Last but not least _n() for retrieving the plural or single form based on the amount.

_n( $single, $plural, $number, $domain = 'default' )

If the domain is not set in the $l10n list, then a comparison will be made and either $plural or $single parameters returned. The function returned via the filter ngettext and about this you can filter the returned strings.

Update (10 JUN 2011): The above explanation of _n() seems to have confused some people. Maybe a few examples will clarify the usage of the function.

A simple example of _n() would be:

$domain = 'test';
$comment_count = 1;
echo _n('comment', 'comments', $comment_count, $domain) . '<br/>';
$comment_count = 2;
echo _n('comment', 'comments', $comment_count, $domain);

the corresponding German (de_DE) language file entries are:

msgid "comment"
msgid_plural "comments"
msgstr[0] "Kommentar"
msgstr[1] "Kommentare"

and the output:


which are the correct singular and plural translations.

If you're planning to output the value of the numbers you have to use sprintf(). Here's an example:

$approved = 1;				
echo sprintf( _n( '%s comment approved', '%s comments approved', $approved, 'test' ), $approved);
echo '<br/>';
$approved = 2;				
echo sprintf( _n( '%s comment approved', '%s comments approved', $approved, 'test' ), $approved );

The code might look a bit confusing so let's rewrite it:

$approved = 1;
$text = _n( '%s comment approved', '%s comments approved', $approved, 'test' );
echo sprintf($text, $approved);
echo '<br/>';

$approved = 2;
$text = _n( '%s comment approved', '%s comments approved', $approved, 'test' );
echo sprintf($text, $approved);

First a correctly translated singular or plural string is stored in $text. Then this string is evaluated by sprintf() which replaces the specifier "%s" with the value of $approved.

Using the following language file definitions

msgid "%s comment approved"
msgid_plural "%s comments approved"
msgstr[0] "%s Kommentar genehmigt"
msgstr[1] "%s Kommentare genehmigt"

the output is

1 Kommentar genehmigt
2 Kommentare genehmigt

Of course there's also a combination of _n() and _x() called _nx()

function _nx($single, $plural, $number, $context, $domain = 'default')

Adding Input Fields To Comment Form

Most comment forms contain the same input fields: Name, Email, URL and the comment text field. This is sufficient for most use cases but there are situations where you might want to know a bit more about your commenter: their age, the city they live in, or the color of their underwear.

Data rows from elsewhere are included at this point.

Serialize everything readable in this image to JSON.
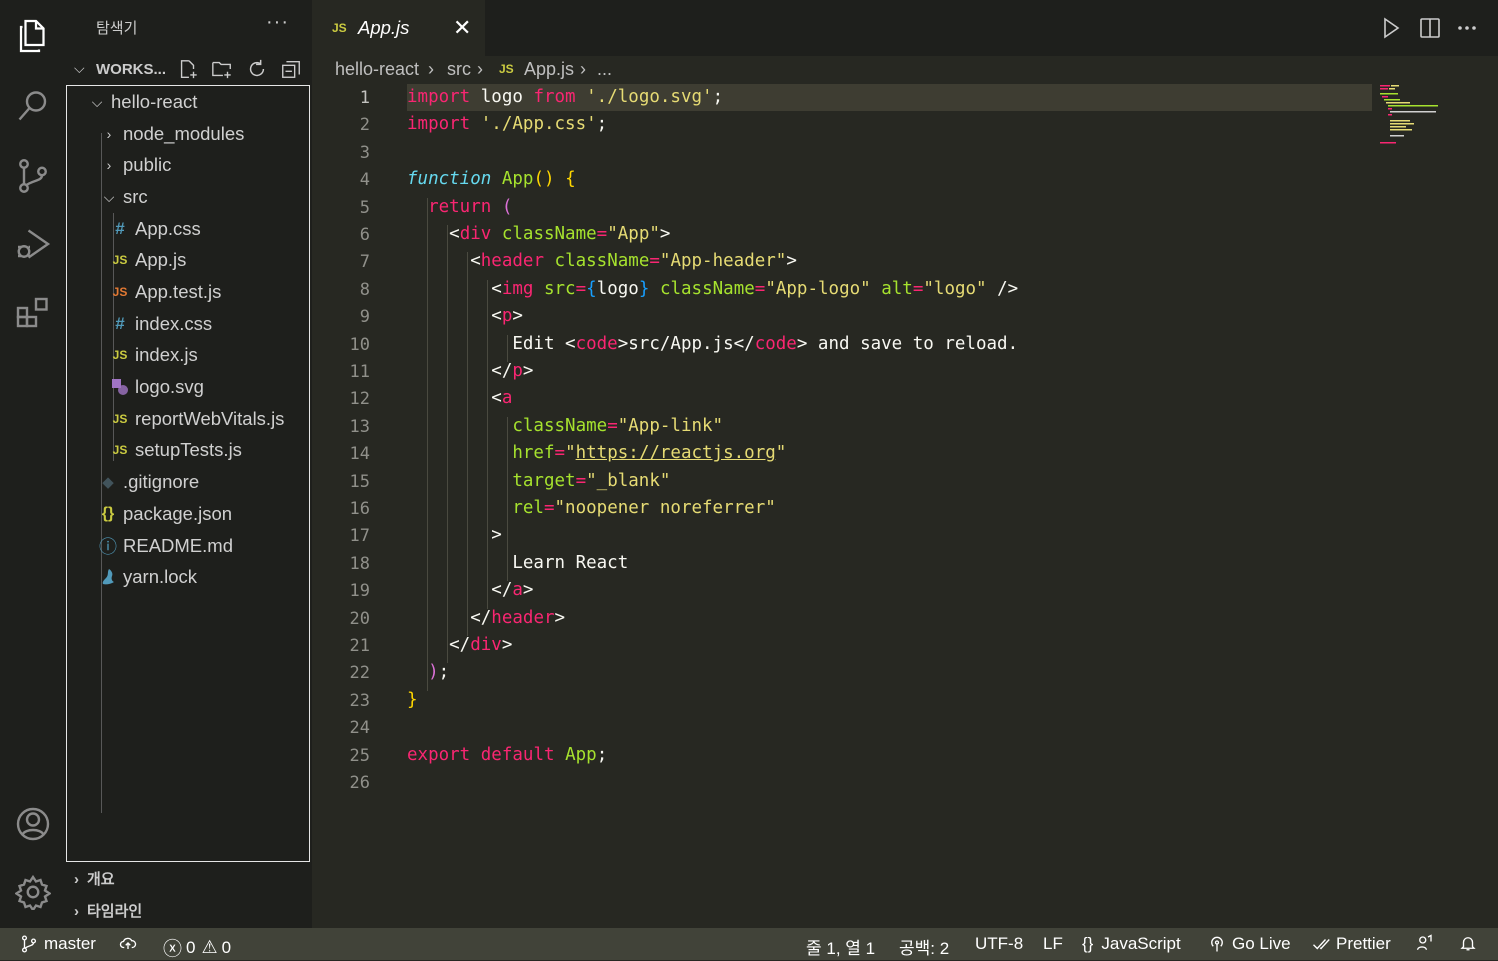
{
  "activity_bar": {
    "items": [
      "explorer-icon",
      "search-icon",
      "source-control-icon",
      "run-debug-icon",
      "extensions-icon"
    ],
    "bottom": [
      "account-icon",
      "settings-gear-icon"
    ]
  },
  "sidebar": {
    "title": "탐색기",
    "more": "···",
    "workspace_title": "WORKS...",
    "tree": [
      {
        "label": "hello-react",
        "type": "folder",
        "open": true,
        "depth": 0
      },
      {
        "label": "node_modules",
        "type": "folder",
        "open": false,
        "depth": 1
      },
      {
        "label": "public",
        "type": "folder",
        "open": false,
        "depth": 1
      },
      {
        "label": "src",
        "type": "folder",
        "open": true,
        "depth": 1
      },
      {
        "label": "App.css",
        "type": "css",
        "icon": "#",
        "depth": 2
      },
      {
        "label": "App.js",
        "type": "js",
        "icon": "JS",
        "depth": 2
      },
      {
        "label": "App.test.js",
        "type": "jstest",
        "icon": "JS",
        "depth": 2
      },
      {
        "label": "index.css",
        "type": "css",
        "icon": "#",
        "depth": 2
      },
      {
        "label": "index.js",
        "type": "js",
        "icon": "JS",
        "depth": 2
      },
      {
        "label": "logo.svg",
        "type": "svg",
        "icon": "",
        "depth": 2
      },
      {
        "label": "reportWebVitals.js",
        "type": "js",
        "icon": "JS",
        "depth": 2
      },
      {
        "label": "setupTests.js",
        "type": "js",
        "icon": "JS",
        "depth": 2
      },
      {
        "label": ".gitignore",
        "type": "git",
        "icon": "◆",
        "depth": 1
      },
      {
        "label": "package.json",
        "type": "json",
        "icon": "{}",
        "depth": 1
      },
      {
        "label": "README.md",
        "type": "info",
        "icon": "ⓘ",
        "depth": 1
      },
      {
        "label": "yarn.lock",
        "type": "yarn",
        "icon": "",
        "depth": 1
      }
    ],
    "sections": [
      "개요",
      "타임라인"
    ]
  },
  "tab": {
    "icon": "JS",
    "name": "App.js",
    "close": "✕"
  },
  "breadcrumb": {
    "parts": [
      "hello-react",
      "src",
      "App.js",
      "..."
    ],
    "sep": "›",
    "js": "JS"
  },
  "editor": {
    "lines": [
      [
        [
          "k",
          "import"
        ],
        [
          "p",
          " logo "
        ],
        [
          "k",
          "from"
        ],
        [
          "p",
          " "
        ],
        [
          "s",
          "'./logo.svg'"
        ],
        [
          "p",
          ";"
        ]
      ],
      [
        [
          "k",
          "import"
        ],
        [
          "p",
          " "
        ],
        [
          "s",
          "'./App.css'"
        ],
        [
          "p",
          ";"
        ]
      ],
      [],
      [
        [
          "b",
          "function"
        ],
        [
          "p",
          " "
        ],
        [
          "f",
          "App"
        ],
        [
          "y1",
          "()"
        ],
        [
          "p",
          " "
        ],
        [
          "y1",
          "{"
        ]
      ],
      [
        [
          "p",
          "  "
        ],
        [
          "k",
          "return"
        ],
        [
          "p",
          " "
        ],
        [
          "y2",
          "("
        ]
      ],
      [
        [
          "p",
          "    <"
        ],
        [
          "k",
          "div"
        ],
        [
          "p",
          " "
        ],
        [
          "a",
          "className"
        ],
        [
          "k",
          "="
        ],
        [
          "s",
          "\"App\""
        ],
        [
          "p",
          ">"
        ]
      ],
      [
        [
          "p",
          "      <"
        ],
        [
          "k",
          "header"
        ],
        [
          "p",
          " "
        ],
        [
          "a",
          "className"
        ],
        [
          "k",
          "="
        ],
        [
          "s",
          "\"App-header\""
        ],
        [
          "p",
          ">"
        ]
      ],
      [
        [
          "p",
          "        <"
        ],
        [
          "k",
          "img"
        ],
        [
          "p",
          " "
        ],
        [
          "a",
          "src"
        ],
        [
          "k",
          "="
        ],
        [
          "y3",
          "{"
        ],
        [
          "p",
          "logo"
        ],
        [
          "y3",
          "}"
        ],
        [
          "p",
          " "
        ],
        [
          "a",
          "className"
        ],
        [
          "k",
          "="
        ],
        [
          "s",
          "\"App-logo\""
        ],
        [
          "p",
          " "
        ],
        [
          "a",
          "alt"
        ],
        [
          "k",
          "="
        ],
        [
          "s",
          "\"logo\""
        ],
        [
          "p",
          " />"
        ]
      ],
      [
        [
          "p",
          "        <"
        ],
        [
          "k",
          "p"
        ],
        [
          "p",
          ">"
        ]
      ],
      [
        [
          "p",
          "          Edit <"
        ],
        [
          "k",
          "code"
        ],
        [
          "p",
          ">src/App.js</"
        ],
        [
          "k",
          "code"
        ],
        [
          "p",
          "> and save to reload."
        ]
      ],
      [
        [
          "p",
          "        </"
        ],
        [
          "k",
          "p"
        ],
        [
          "p",
          ">"
        ]
      ],
      [
        [
          "p",
          "        <"
        ],
        [
          "k",
          "a"
        ]
      ],
      [
        [
          "p",
          "          "
        ],
        [
          "a",
          "className"
        ],
        [
          "k",
          "="
        ],
        [
          "s",
          "\"App-link\""
        ]
      ],
      [
        [
          "p",
          "          "
        ],
        [
          "a",
          "href"
        ],
        [
          "k",
          "="
        ],
        [
          "s",
          "\""
        ],
        [
          "u",
          "https://reactjs.org"
        ],
        [
          "s",
          "\""
        ]
      ],
      [
        [
          "p",
          "          "
        ],
        [
          "a",
          "target"
        ],
        [
          "k",
          "="
        ],
        [
          "s",
          "\"_blank\""
        ]
      ],
      [
        [
          "p",
          "          "
        ],
        [
          "a",
          "rel"
        ],
        [
          "k",
          "="
        ],
        [
          "s",
          "\"noopener noreferrer\""
        ]
      ],
      [
        [
          "p",
          "        >"
        ]
      ],
      [
        [
          "p",
          "          Learn React"
        ]
      ],
      [
        [
          "p",
          "        </"
        ],
        [
          "k",
          "a"
        ],
        [
          "p",
          ">"
        ]
      ],
      [
        [
          "p",
          "      </"
        ],
        [
          "k",
          "header"
        ],
        [
          "p",
          ">"
        ]
      ],
      [
        [
          "p",
          "    </"
        ],
        [
          "k",
          "div"
        ],
        [
          "p",
          ">"
        ]
      ],
      [
        [
          "p",
          "  "
        ],
        [
          "y2",
          ")"
        ],
        [
          "p",
          ";"
        ]
      ],
      [
        [
          "y1",
          "}"
        ]
      ],
      [],
      [
        [
          "k",
          "export"
        ],
        [
          "p",
          " "
        ],
        [
          "k",
          "default"
        ],
        [
          "p",
          " "
        ],
        [
          "f",
          "App"
        ],
        [
          "p",
          ";"
        ]
      ],
      []
    ]
  },
  "status": {
    "branch": "master",
    "errors": "0",
    "warnings": "0",
    "position": "줄 1, 열 1",
    "spaces": "공백: 2",
    "encoding": "UTF-8",
    "eol": "LF",
    "language": "JavaScript",
    "golive": "Go Live",
    "prettier": "Prettier"
  },
  "colors": {
    "background": "#272822",
    "sidebar": "#1e1f1c",
    "statusbar": "#414339",
    "keyword": "#f92672",
    "string": "#e6db74",
    "function": "#a6e22e"
  }
}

This article explains how to add an input field, store the data in the database and how to display the additional data in your blog if your theme uses the comment_form() function provided by WordPress. Continue reading …

Comment Form Hooks Visualized

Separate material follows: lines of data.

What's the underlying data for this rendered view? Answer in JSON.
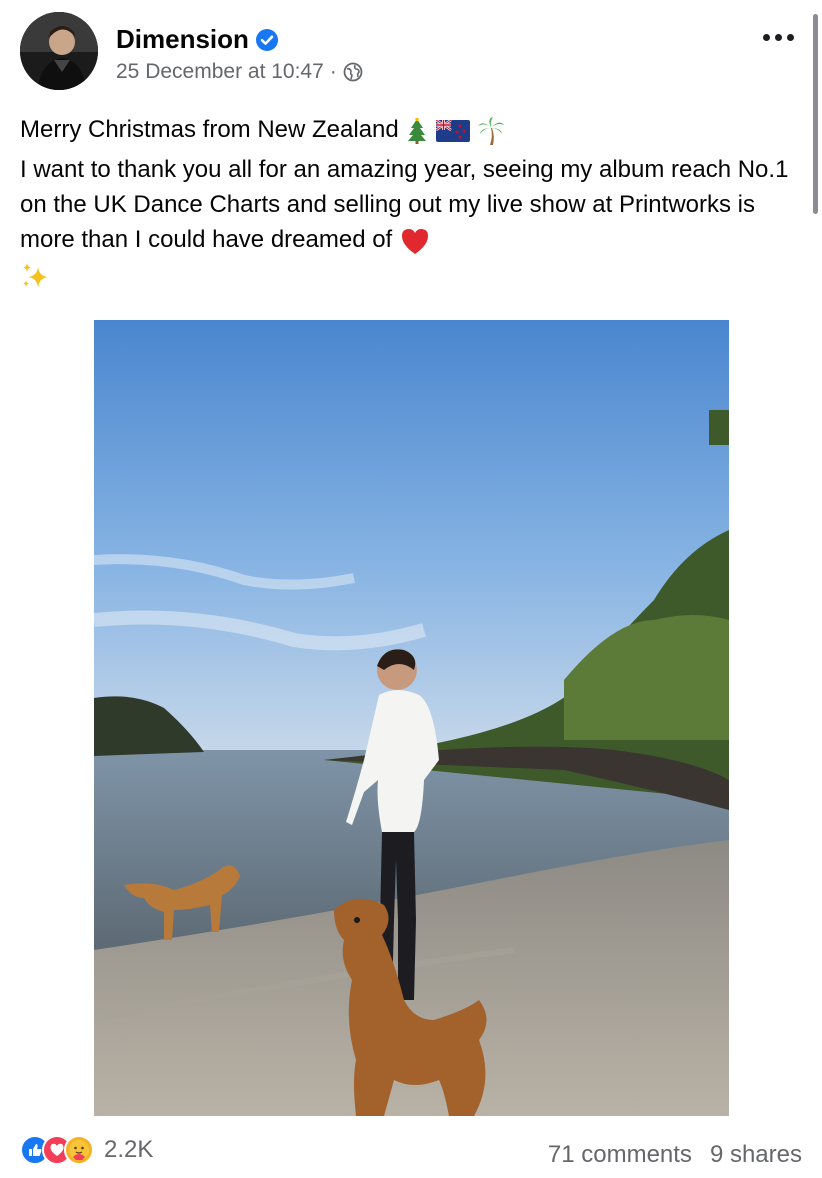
{
  "post": {
    "author": "Dimension",
    "timestamp": "25 December at 10:47",
    "separator": "·",
    "privacy_icon": "globe-icon",
    "line1": "Merry Christmas from New Zealand",
    "line1_emojis": [
      "christmas-tree",
      "nz-flag",
      "palm-tree"
    ],
    "body": "I want to thank you all for an amazing year, seeing my album reach No.1 on the UK Dance Charts and selling out my live show at Printworks is more than I could have dreamed of",
    "body_emojis": [
      "red-heart",
      "sparkles"
    ]
  },
  "footer": {
    "reactions": [
      "like",
      "love",
      "care"
    ],
    "reaction_count": "2.2K",
    "comments": "71 comments",
    "shares": "9 shares"
  },
  "colors": {
    "verified": "#1877f2",
    "like": "#1877f2",
    "love": "#f33e58",
    "care": "#f7b125",
    "secondary_text": "#65676b"
  }
}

Most themes (e.g. TwentyTen) use the comment_form() function to insert the comment form after posts. There are quite some hooks inside the function but they are hard to localize. The codex documentation isn't too helpful, neither.
To give you an easy overview the following diagrams visualize the points where the various hooks are anchored. The number of available hooks depend on the discussion settings and the user's capabilities.

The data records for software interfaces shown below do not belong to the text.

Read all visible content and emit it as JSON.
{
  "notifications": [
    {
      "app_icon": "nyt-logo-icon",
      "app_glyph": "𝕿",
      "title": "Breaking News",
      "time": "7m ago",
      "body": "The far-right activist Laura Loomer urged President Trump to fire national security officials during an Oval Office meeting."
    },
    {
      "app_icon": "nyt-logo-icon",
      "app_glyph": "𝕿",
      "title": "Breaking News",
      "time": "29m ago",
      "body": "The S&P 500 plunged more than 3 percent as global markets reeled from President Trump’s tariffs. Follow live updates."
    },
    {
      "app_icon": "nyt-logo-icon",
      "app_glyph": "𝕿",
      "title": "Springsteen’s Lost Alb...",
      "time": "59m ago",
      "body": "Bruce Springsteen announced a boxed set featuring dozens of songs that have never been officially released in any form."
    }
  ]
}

In the most common scenario the user is not logged in, is allowed to comment on the article and the comments are not closed:

There are six hooks available:

  • comment_form_before
  • comment_form_top
  • comment_form_before_fields
  • comment_form_after_fields
  • comment_form
  • comment_form_after

You might have noticed that the hooks comment_form and comment_form_after seem to be anchored almost at the same point but depending on the user's role and discussion settings they are not always available so you should take care which hook you are using in your code.

User logged in
If you are logged in you have fewer hooks available since the name, email and URL input fields are not needed. The missing hooks are

  • form_comment_before_fields
  • form_comment_after fields

User is not logged and "Users must be registered and logged in to comment" activated
If your blog is configured that only registered users can comment, an unregistered user will see this comment form and additionally the hook comment_form_must_log_in_after is available. Please notice that in this case the hook comment_form is left out.

Comments closed
If the comments on the post are closed you have only one hook left (comment_form_closed) since the form is not displayed at all: